ASSIGNMENT —
Copy out the entries that come next, exactly.

TASK INPUTS —
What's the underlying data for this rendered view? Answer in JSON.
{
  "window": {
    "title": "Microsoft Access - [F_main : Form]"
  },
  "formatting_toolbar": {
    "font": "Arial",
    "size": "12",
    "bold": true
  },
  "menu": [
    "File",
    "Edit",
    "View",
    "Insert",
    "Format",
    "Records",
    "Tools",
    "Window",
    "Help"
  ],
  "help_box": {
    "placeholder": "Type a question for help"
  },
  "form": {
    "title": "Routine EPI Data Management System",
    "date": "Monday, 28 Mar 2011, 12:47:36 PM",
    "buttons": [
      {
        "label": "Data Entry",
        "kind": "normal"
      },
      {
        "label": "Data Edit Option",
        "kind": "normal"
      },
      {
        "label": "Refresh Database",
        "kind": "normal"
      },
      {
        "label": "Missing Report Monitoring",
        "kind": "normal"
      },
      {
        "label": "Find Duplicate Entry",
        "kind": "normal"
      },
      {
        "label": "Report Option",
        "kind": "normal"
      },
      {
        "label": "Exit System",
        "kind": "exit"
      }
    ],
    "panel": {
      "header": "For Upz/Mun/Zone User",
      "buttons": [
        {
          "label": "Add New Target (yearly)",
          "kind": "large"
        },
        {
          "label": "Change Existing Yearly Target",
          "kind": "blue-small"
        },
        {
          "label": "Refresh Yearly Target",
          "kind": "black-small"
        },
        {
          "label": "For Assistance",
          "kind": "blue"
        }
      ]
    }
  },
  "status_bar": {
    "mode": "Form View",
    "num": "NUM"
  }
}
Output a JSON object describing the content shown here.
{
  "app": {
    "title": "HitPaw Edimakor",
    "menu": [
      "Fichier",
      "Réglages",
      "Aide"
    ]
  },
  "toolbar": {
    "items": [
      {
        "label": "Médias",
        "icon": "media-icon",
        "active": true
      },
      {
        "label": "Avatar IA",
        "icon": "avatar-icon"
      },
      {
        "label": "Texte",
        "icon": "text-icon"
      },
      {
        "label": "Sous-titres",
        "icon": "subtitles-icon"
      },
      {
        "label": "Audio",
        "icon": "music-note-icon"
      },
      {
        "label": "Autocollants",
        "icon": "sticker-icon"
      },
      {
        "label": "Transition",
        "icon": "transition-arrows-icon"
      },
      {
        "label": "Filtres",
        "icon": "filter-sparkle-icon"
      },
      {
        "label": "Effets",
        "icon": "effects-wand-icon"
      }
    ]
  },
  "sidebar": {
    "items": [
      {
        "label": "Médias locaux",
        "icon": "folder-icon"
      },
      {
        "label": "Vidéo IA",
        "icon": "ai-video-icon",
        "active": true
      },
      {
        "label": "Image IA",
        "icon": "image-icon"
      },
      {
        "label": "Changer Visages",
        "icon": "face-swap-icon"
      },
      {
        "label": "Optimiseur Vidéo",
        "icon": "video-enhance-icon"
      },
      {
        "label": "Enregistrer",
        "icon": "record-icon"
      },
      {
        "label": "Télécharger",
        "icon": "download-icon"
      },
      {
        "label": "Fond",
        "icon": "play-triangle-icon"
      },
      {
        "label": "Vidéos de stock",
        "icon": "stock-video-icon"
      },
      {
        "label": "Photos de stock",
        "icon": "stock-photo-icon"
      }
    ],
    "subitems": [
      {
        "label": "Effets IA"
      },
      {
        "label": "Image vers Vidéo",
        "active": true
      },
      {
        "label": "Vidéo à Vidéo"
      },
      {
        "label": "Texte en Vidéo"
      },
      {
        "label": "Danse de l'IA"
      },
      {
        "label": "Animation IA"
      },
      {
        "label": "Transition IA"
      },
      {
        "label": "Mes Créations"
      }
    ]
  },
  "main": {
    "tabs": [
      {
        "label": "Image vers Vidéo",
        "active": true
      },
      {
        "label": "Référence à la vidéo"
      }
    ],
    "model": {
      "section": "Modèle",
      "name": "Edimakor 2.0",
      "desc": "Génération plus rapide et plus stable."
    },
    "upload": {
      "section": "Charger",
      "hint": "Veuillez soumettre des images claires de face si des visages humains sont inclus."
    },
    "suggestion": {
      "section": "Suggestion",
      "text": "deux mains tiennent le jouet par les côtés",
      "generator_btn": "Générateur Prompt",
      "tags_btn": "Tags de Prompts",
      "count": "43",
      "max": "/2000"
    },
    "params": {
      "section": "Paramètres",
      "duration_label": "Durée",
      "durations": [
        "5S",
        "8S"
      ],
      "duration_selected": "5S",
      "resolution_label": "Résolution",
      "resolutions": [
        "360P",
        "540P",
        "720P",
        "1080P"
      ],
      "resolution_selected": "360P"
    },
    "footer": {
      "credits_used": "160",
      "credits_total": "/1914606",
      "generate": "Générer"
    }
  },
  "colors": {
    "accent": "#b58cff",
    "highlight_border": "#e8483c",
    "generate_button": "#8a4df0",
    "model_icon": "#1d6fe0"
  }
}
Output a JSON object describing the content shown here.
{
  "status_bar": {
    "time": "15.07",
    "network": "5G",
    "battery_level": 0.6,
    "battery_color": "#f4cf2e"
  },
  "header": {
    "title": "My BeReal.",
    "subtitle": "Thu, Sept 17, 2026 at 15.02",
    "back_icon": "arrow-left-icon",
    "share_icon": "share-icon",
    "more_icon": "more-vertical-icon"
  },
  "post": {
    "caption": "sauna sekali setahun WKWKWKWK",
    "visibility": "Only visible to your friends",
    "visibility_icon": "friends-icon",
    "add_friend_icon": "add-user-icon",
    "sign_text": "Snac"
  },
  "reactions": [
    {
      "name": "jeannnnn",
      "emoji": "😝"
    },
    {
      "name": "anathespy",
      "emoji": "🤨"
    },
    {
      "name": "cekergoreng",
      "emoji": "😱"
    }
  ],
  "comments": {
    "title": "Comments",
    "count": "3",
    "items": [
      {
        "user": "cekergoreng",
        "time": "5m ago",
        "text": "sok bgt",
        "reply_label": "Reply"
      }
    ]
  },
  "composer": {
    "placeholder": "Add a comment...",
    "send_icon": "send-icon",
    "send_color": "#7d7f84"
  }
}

REPLY TO THE EXERCISE —
What's the underlying data for this rendered view? Answer in JSON.
{
  "window": {
    "title": "Microsoft Access - [F_main : Form]"
  },
  "formatting_toolbar": {
    "font": "Arial",
    "size": "12",
    "bold": true
  },
  "menu": [
    "File",
    "Edit",
    "View",
    "Insert",
    "Format",
    "Records",
    "Tools",
    "Window",
    "Help"
  ],
  "help_box": {
    "placeholder": "Type a question for help"
  },
  "form": {
    "title": "Routine EPI Data Management System",
    "date": "Monday, 28 Mar 2011, 12:47:36 PM",
    "buttons": [
      {
        "label": "Data Entry",
        "kind": "normal"
      },
      {
        "label": "Data Edit Option",
        "kind": "normal"
      },
      {
        "label": "Refresh Database",
        "kind": "normal"
      },
      {
        "label": "Missing Report Monitoring",
        "kind": "normal"
      },
      {
        "label": "Find Duplicate Entry",
        "kind": "normal"
      },
      {
        "label": "Report Option",
        "kind": "normal"
      },
      {
        "label": "Exit System",
        "kind": "exit"
      }
    ],
    "panel": {
      "header": "For Upz/Mun/Zone User",
      "buttons": [
        {
          "label": "Add New Target (yearly)",
          "kind": "large"
        },
        {
          "label": "Change Existing Yearly Target",
          "kind": "blue-small"
        },
        {
          "label": "Refresh Yearly Target",
          "kind": "black-small"
        },
        {
          "label": "For Assistance",
          "kind": "blue"
        }
      ]
    }
  },
  "status_bar": {
    "mode": "Form View",
    "num": "NUM"
  }
}
Output a JSON object describing the content shown here.
{
  "app": {
    "title": "HitPaw Edimakor",
    "menu": [
      "Fichier",
      "Réglages",
      "Aide"
    ]
  },
  "toolbar": {
    "items": [
      {
        "label": "Médias",
        "icon": "media-icon",
        "active": true
      },
      {
        "label": "Avatar IA",
        "icon": "avatar-icon"
      },
      {
        "label": "Texte",
        "icon": "text-icon"
      },
      {
        "label": "Sous-titres",
        "icon": "subtitles-icon"
      },
      {
        "label": "Audio",
        "icon": "music-note-icon"
      },
      {
        "label": "Autocollants",
        "icon": "sticker-icon"
      },
      {
        "label": "Transition",
        "icon": "transition-arrows-icon"
      },
      {
        "label": "Filtres",
        "icon": "filter-sparkle-icon"
      },
      {
        "label": "Effets",
        "icon": "effects-wand-icon"
      }
    ]
  },
  "sidebar": {
    "items": [
      {
        "label": "Médias locaux",
        "icon": "folder-icon"
      },
      {
        "label": "Vidéo IA",
        "icon": "ai-video-icon",
        "active": true
      },
      {
        "label": "Image IA",
        "icon": "image-icon"
      },
      {
        "label": "Changer Visages",
        "icon": "face-swap-icon"
      },
      {
        "label": "Optimiseur Vidéo",
        "icon": "video-enhance-icon"
      },
      {
        "label": "Enregistrer",
        "icon": "record-icon"
      },
      {
        "label": "Télécharger",
        "icon": "download-icon"
      },
      {
        "label": "Fond",
        "icon": "play-triangle-icon"
      },
      {
        "label": "Vidéos de stock",
        "icon": "stock-video-icon"
      },
      {
        "label": "Photos de stock",
        "icon": "stock-photo-icon"
      }
    ],
    "subitems": [
      {
        "label": "Effets IA"
      },
      {
        "label": "Image vers Vidéo",
        "active": true
      },
      {
        "label": "Vidéo à Vidéo"
      },
      {
        "label": "Texte en Vidéo"
      },
      {
        "label": "Danse de l'IA"
      },
      {
        "label": "Animation IA"
      },
      {
        "label": "Transition IA"
      },
      {
        "label": "Mes Créations"
      }
    ]
  },
  "main": {
    "tabs": [
      {
        "label": "Image vers Vidéo",
        "active": true
      },
      {
        "label": "Référence à la vidéo"
      }
    ],
    "model": {
      "section": "Modèle",
      "name": "Edimakor 2.0",
      "desc": "Génération plus rapide et plus stable."
    },
    "upload": {
      "section": "Charger",
      "hint": "Veuillez soumettre des images claires de face si des visages humains sont inclus."
    },
    "suggestion": {
      "section": "Suggestion",
      "text": "deux mains tiennent le jouet par les côtés",
      "generator_btn": "Générateur Prompt",
      "tags_btn": "Tags de Prompts",
      "count": "43",
      "max": "/2000"
    },
    "params": {
      "section": "Paramètres",
      "duration_label": "Durée",
      "durations": [
        "5S",
        "8S"
      ],
      "duration_selected": "5S",
      "resolution_label": "Résolution",
      "resolutions": [
        "360P",
        "540P",
        "720P",
        "1080P"
      ],
      "resolution_selected": "360P"
    },
    "footer": {
      "credits_used": "160",
      "credits_total": "/1914606",
      "generate": "Générer"
    }
  },
  "colors": {
    "accent": "#b58cff",
    "highlight_border": "#e8483c",
    "generate_button": "#8a4df0",
    "model_icon": "#1d6fe0"
  }
}
Output a JSON object describing the content shown here.
{
  "status_bar": {
    "time": "15.07",
    "network": "5G",
    "battery_level": 0.6,
    "battery_color": "#f4cf2e"
  },
  "header": {
    "title": "My BeReal.",
    "subtitle": "Thu, Sept 17, 2026 at 15.02",
    "back_icon": "arrow-left-icon",
    "share_icon": "share-icon",
    "more_icon": "more-vertical-icon"
  },
  "post": {
    "caption": "sauna sekali setahun WKWKWKWK",
    "visibility": "Only visible to your friends",
    "visibility_icon": "friends-icon",
    "add_friend_icon": "add-user-icon",
    "sign_text": "Snac"
  },
  "reactions": [
    {
      "name": "jeannnnn",
      "emoji": "😝"
    },
    {
      "name": "anathespy",
      "emoji": "🤨"
    },
    {
      "name": "cekergoreng",
      "emoji": "😱"
    }
  ],
  "comments": {
    "title": "Comments",
    "count": "3",
    "items": [
      {
        "user": "cekergoreng",
        "time": "5m ago",
        "text": "sok bgt",
        "reply_label": "Reply"
      }
    ]
  },
  "composer": {
    "placeholder": "Add a comment...",
    "send_icon": "send-icon",
    "send_color": "#7d7f84"
  }
}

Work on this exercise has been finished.